Many of you will know about Laurence Watton’s interest in wildlife photography so I thought I’d include some of his work from the grounds of the walled garden project. Below is one of our family of green woodpeckers. You might be forgiven to think that this was a nesting box. It isn’t! In fact, it’s the side of one of our beehives. These woodpeckers carried out a smash and grab this winter, making a large hole in the hive so that the family could feast on the honey and the grubs inside. The 2 new pieces of wood are repairs we’ve made to the damaged side so the hole he’s currently enlarging is a new one. This is unheard of behaviour for green woodpeckers ……
The confident looking fellow on the boathouse steps above is a regular visitor – a mink. Mink are not native to Britain – they are escapees from mink farms – and they are capable of doing quite a bit of harm to the environment. This particular specimen is very confident around people so Laurence sees him quite often!
Below are some of our visitors ‘enjoying’ the snowy weather! Or not!!!
Tarte au Citroen
We’re trying a new venture at the Walled Garden this year and have invited ‘Tarte au Citroen’ along on some Sundays to serve quality refreshments from their amazing converted Citroen van. Tarte au Citroen owner Kate plans to test the water on Easter Sunday and Monday so please come along and give her some support and sample her goodies!
Kate will be serving hot drinks and cakes from around 10.30am until around 4pm
She’ll be glad of any feedback you are able to give too. If spring eventually arrives then there will be blossom, daffodils and other spring bulbs to enjoy as you walk round the garden and you will then have earned a huge slice of one of Kate’s delicious cakes.
I’ll let you know dates when Kate will be around throughout the summer months but here are some of her dates for your diary:
April 22nd & 29th May 7th & 20th June 3rd & 17th
Pleas and Other Dates for your Diary
- As soon as the weather improves (!) we will be putting up the main marquee and any help will be much appreciated, so watch out for details of dates when I circulate them.
- The annual Family Music and Real Ale Festival this year will be on Saturday 7th July and, as usual, we will be looking for volunteers to help out on the day – the more the merrier (and that’s an invitation to sample the real ales!)
- Could you help out with general volunteering, maybe as a family? As winter ends, the task of keeping the garden looking nice becomes a challenge. Currently we have very few Saturday volunteers and it would be great to see a few more villagers involved in looking after this little treasure that we all enjoy.

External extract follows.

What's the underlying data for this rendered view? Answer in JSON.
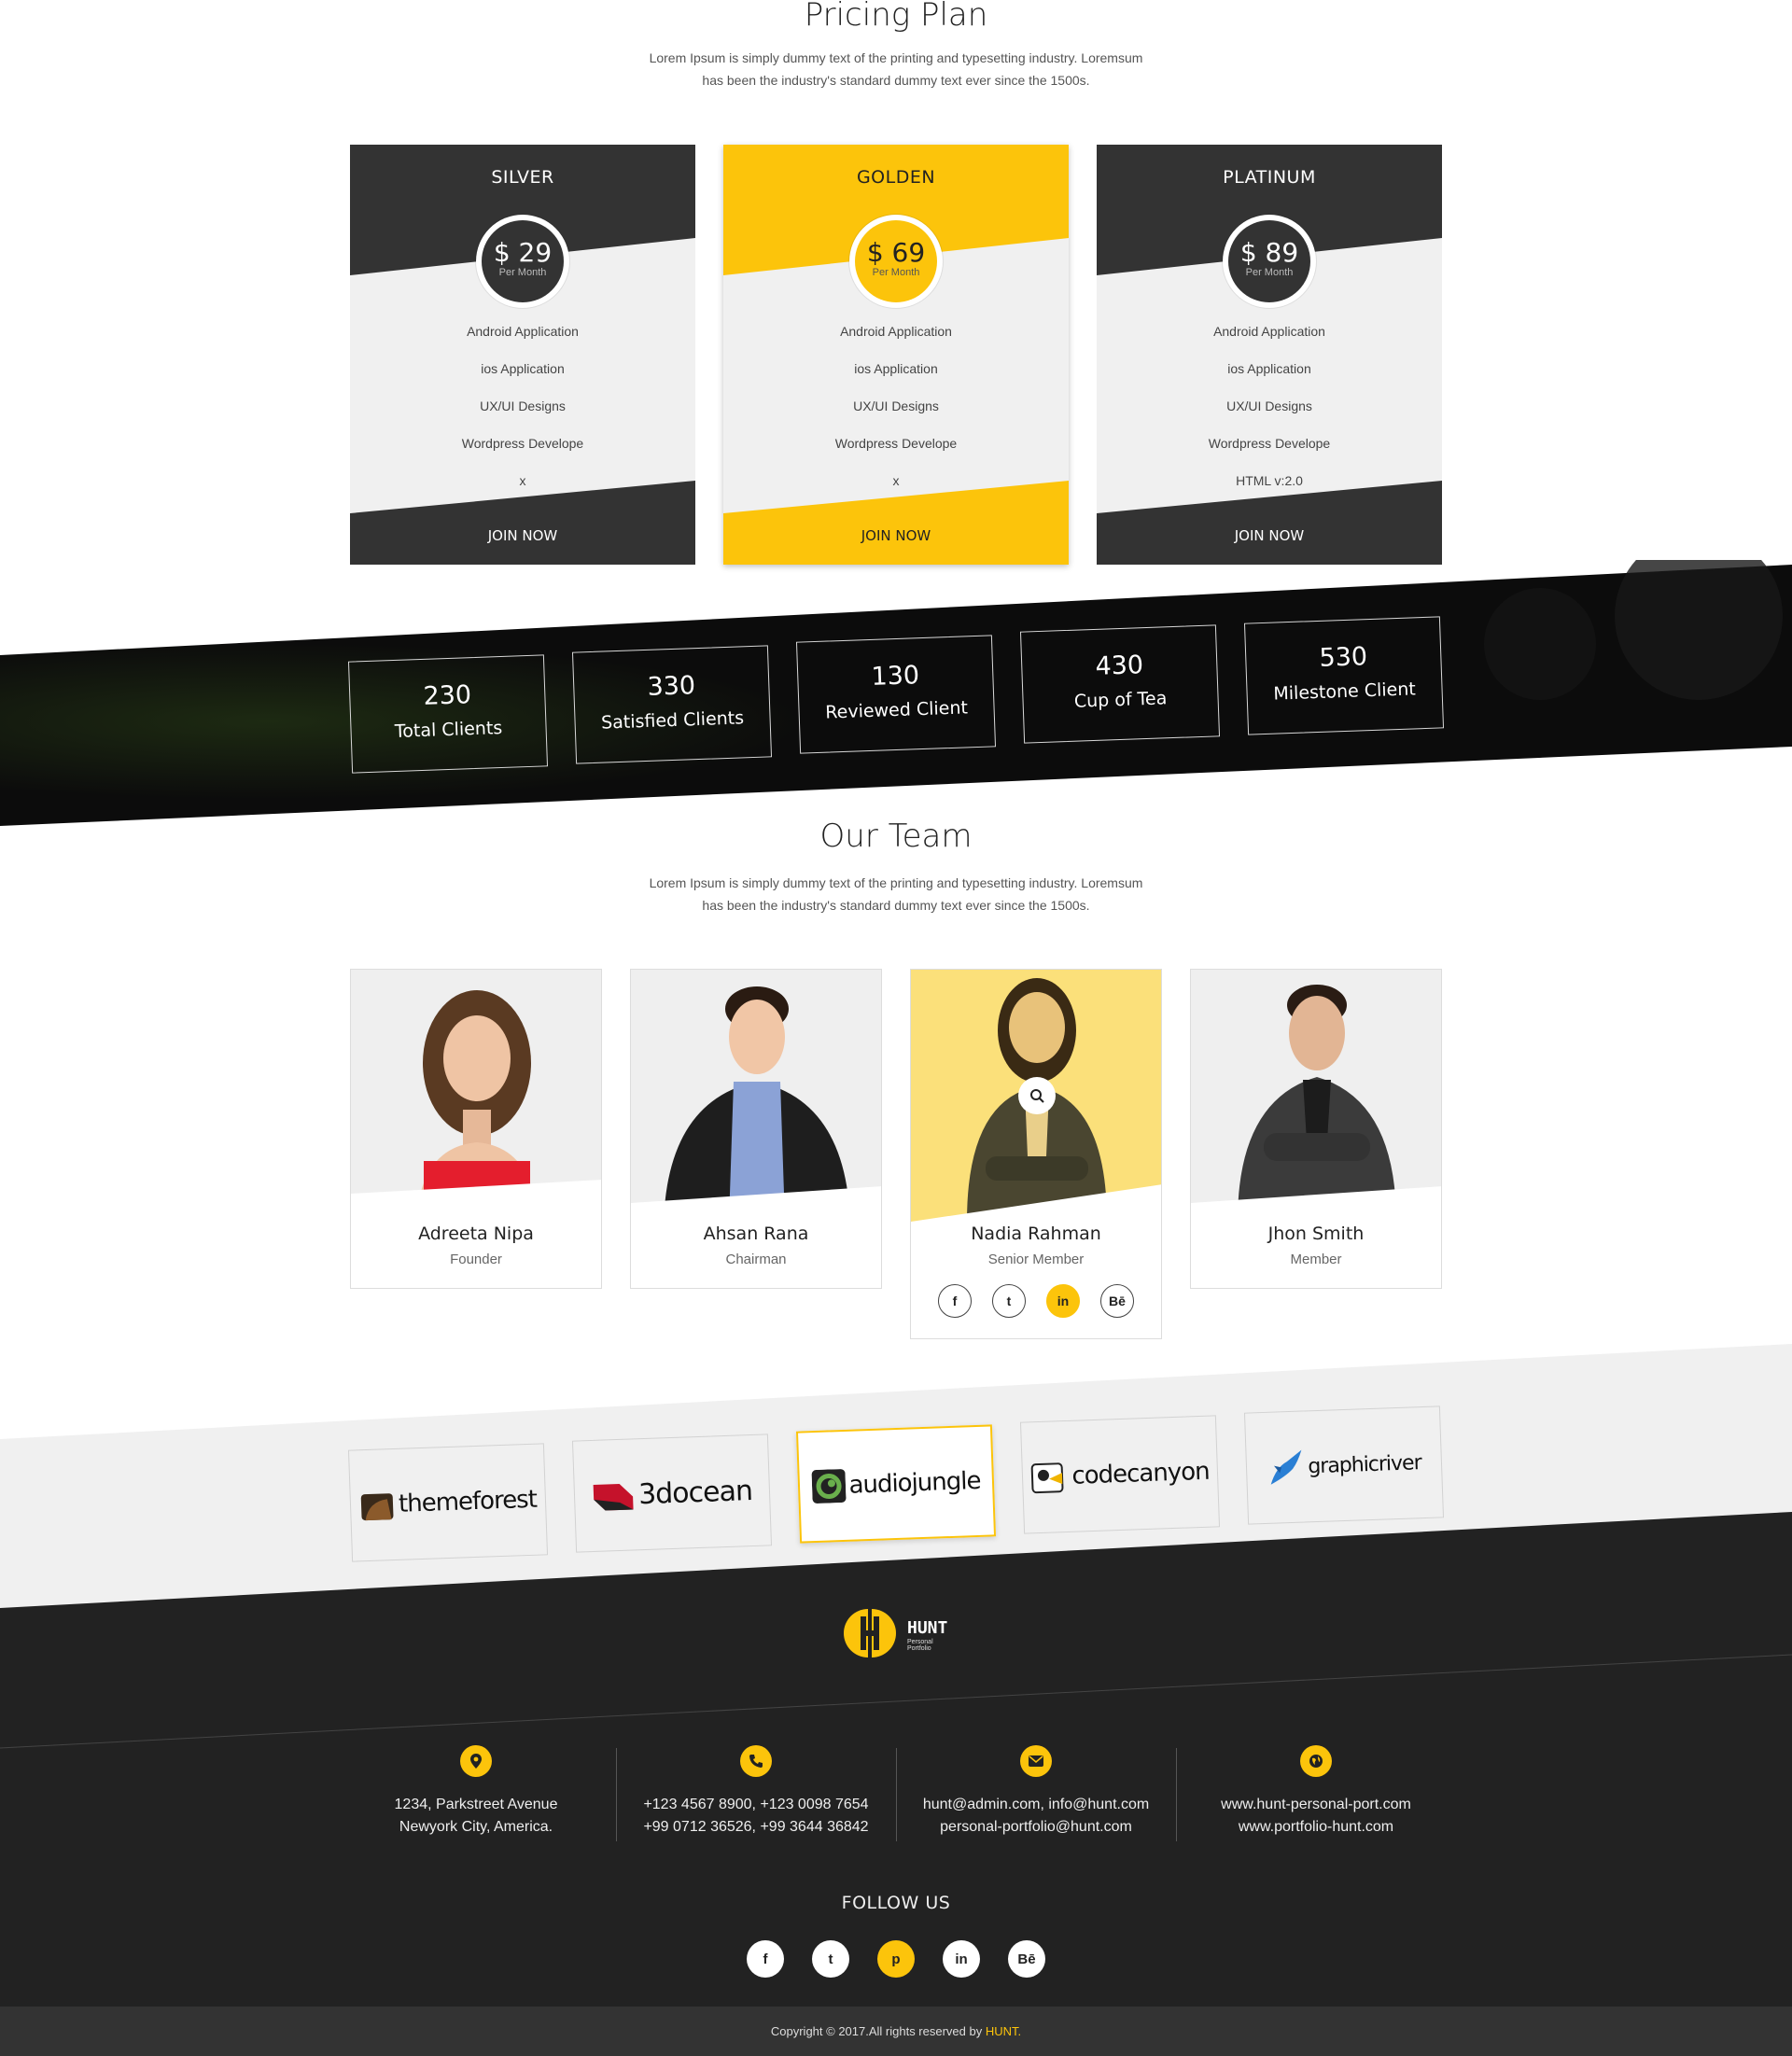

As I began writing this newsletter, the Beast from the East had us firmly in its grip. As it released us from its grip, we had the floods and then the heavy rain fell. Then there were a few days of reasonable warmth and the snow battered crocuses at the garden began to open up their petals to cheer us up.

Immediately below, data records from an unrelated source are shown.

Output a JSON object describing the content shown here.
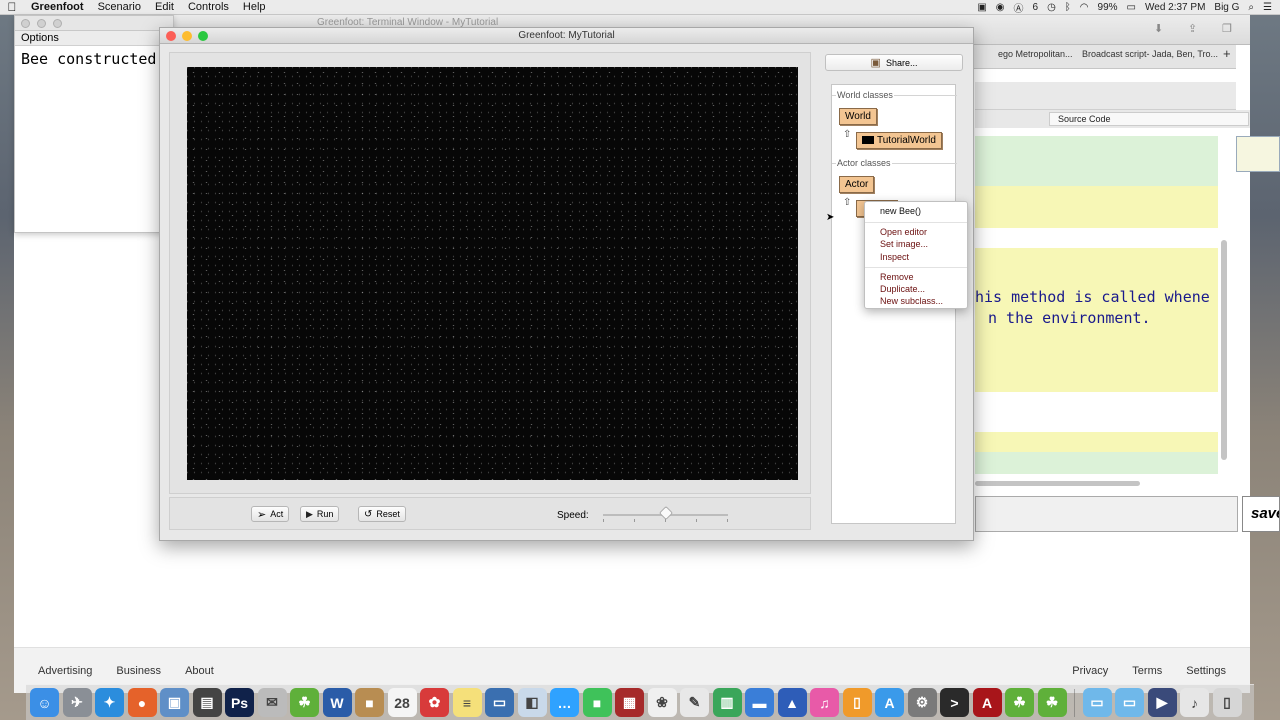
{
  "menubar": {
    "apple": "",
    "items": [
      "Greenfoot",
      "Scenario",
      "Edit",
      "Controls",
      "Help"
    ],
    "battery": "99%",
    "clock": "Wed 2:37 PM",
    "user": "Big G",
    "tray_count": "6"
  },
  "terminal": {
    "title": "Greenfoot: Terminal Window - MyTutorial",
    "options_label": "Options",
    "output": "Bee constructed"
  },
  "browser": {
    "tabs": [
      "ego Metropolitan...",
      "Broadcast script- Jada, Ben, Tro..."
    ],
    "source_tab": "Source Code",
    "code_lines": [
      "his method is called whene",
      "n the environment."
    ],
    "save_label": "save",
    "footer_left": [
      "Advertising",
      "Business",
      "About"
    ],
    "footer_right": [
      "Privacy",
      "Terms",
      "Settings"
    ]
  },
  "greenfoot": {
    "title": "Greenfoot: MyTutorial",
    "share_label": "Share...",
    "world_classes_label": "World classes",
    "world_class": "World",
    "world_subclass": "TutorialWorld",
    "actor_classes_label": "Actor classes",
    "actor_class": "Actor",
    "act_label": "Act",
    "run_label": "Run",
    "reset_label": "Reset",
    "speed_label": "Speed:",
    "speed_fraction": 0.5
  },
  "context_menu": {
    "items": [
      "new Bee()",
      "Open editor",
      "Set image...",
      "Inspect",
      "Remove",
      "Duplicate...",
      "New subclass..."
    ]
  },
  "dock": {
    "icons": [
      {
        "name": "finder-icon",
        "color": "#3b8fe6",
        "glyph": "☺"
      },
      {
        "name": "launchpad-icon",
        "color": "#8a8f96",
        "glyph": "✈"
      },
      {
        "name": "safari-icon",
        "color": "#2b8ddd",
        "glyph": "✦"
      },
      {
        "name": "firefox-icon",
        "color": "#e5622a",
        "glyph": "●"
      },
      {
        "name": "preview-icon",
        "color": "#5f8fc7",
        "glyph": "▣"
      },
      {
        "name": "final-cut-icon",
        "color": "#444444",
        "glyph": "▤"
      },
      {
        "name": "photoshop-icon",
        "color": "#10224a",
        "glyph": "Ps"
      },
      {
        "name": "mail-bird-icon",
        "color": "#bbbbbb",
        "glyph": "✉"
      },
      {
        "name": "greenfoot-icon",
        "color": "#5fb03a",
        "glyph": "☘"
      },
      {
        "name": "word-icon",
        "color": "#2a5ca8",
        "glyph": "W"
      },
      {
        "name": "box-icon",
        "color": "#b88d52",
        "glyph": "■"
      },
      {
        "name": "calendar-icon",
        "color": "#f5f5f5",
        "glyph": "28"
      },
      {
        "name": "lifesaver-icon",
        "color": "#d83a3a",
        "glyph": "✿"
      },
      {
        "name": "notes-icon",
        "color": "#f5e07a",
        "glyph": "≡"
      },
      {
        "name": "desktop-icon",
        "color": "#3a6fb0",
        "glyph": "▭"
      },
      {
        "name": "preview2-icon",
        "color": "#c9d9ea",
        "glyph": "◧"
      },
      {
        "name": "messages-icon",
        "color": "#2fa2ff",
        "glyph": "…"
      },
      {
        "name": "facetime-icon",
        "color": "#3fc25a",
        "glyph": "■"
      },
      {
        "name": "photo-booth-icon",
        "color": "#a62a2a",
        "glyph": "▦"
      },
      {
        "name": "photos-icon",
        "color": "#f0f0f0",
        "glyph": "❀"
      },
      {
        "name": "textedit-icon",
        "color": "#e8e8e8",
        "glyph": "✎"
      },
      {
        "name": "numbers-icon",
        "color": "#3aa65a",
        "glyph": "▥"
      },
      {
        "name": "keynote-icon",
        "color": "#3a7ed8",
        "glyph": "▬"
      },
      {
        "name": "vlc-icon",
        "color": "#2e5db8",
        "glyph": "▲"
      },
      {
        "name": "itunes-icon",
        "color": "#e85aa8",
        "glyph": "♫"
      },
      {
        "name": "ibooks-icon",
        "color": "#f09a2a",
        "glyph": "▯"
      },
      {
        "name": "app-store-icon",
        "color": "#3a9aea",
        "glyph": "A"
      },
      {
        "name": "system-preferences-icon",
        "color": "#7a7a7a",
        "glyph": "⚙"
      },
      {
        "name": "terminal-icon",
        "color": "#2a2a2a",
        "glyph": ">"
      },
      {
        "name": "acrobat-icon",
        "color": "#a8151a",
        "glyph": "A"
      },
      {
        "name": "greenfoot2-icon",
        "color": "#5fb03a",
        "glyph": "☘"
      },
      {
        "name": "greenfoot3-icon",
        "color": "#5fb03a",
        "glyph": "☘"
      }
    ],
    "right_icons": [
      {
        "name": "folder-icon",
        "color": "#6fb8ea",
        "glyph": "▭"
      },
      {
        "name": "folder2-icon",
        "color": "#6fb8ea",
        "glyph": "▭"
      },
      {
        "name": "movies-folder-icon",
        "color": "#3a4a7a",
        "glyph": "▶"
      },
      {
        "name": "documents-icon",
        "color": "#e6e6e6",
        "glyph": "♪"
      },
      {
        "name": "trash-icon",
        "color": "#d6d6d6",
        "glyph": "▯"
      }
    ]
  }
}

Now, as I prepare to circulate this newsletter, the snow is back along with the icy wind and frosts. I can’t tell you just how much I’m looking forward to spring’s arrival!!! STAY WARM AND SAFE OUT THERE!
My best wishes to you all,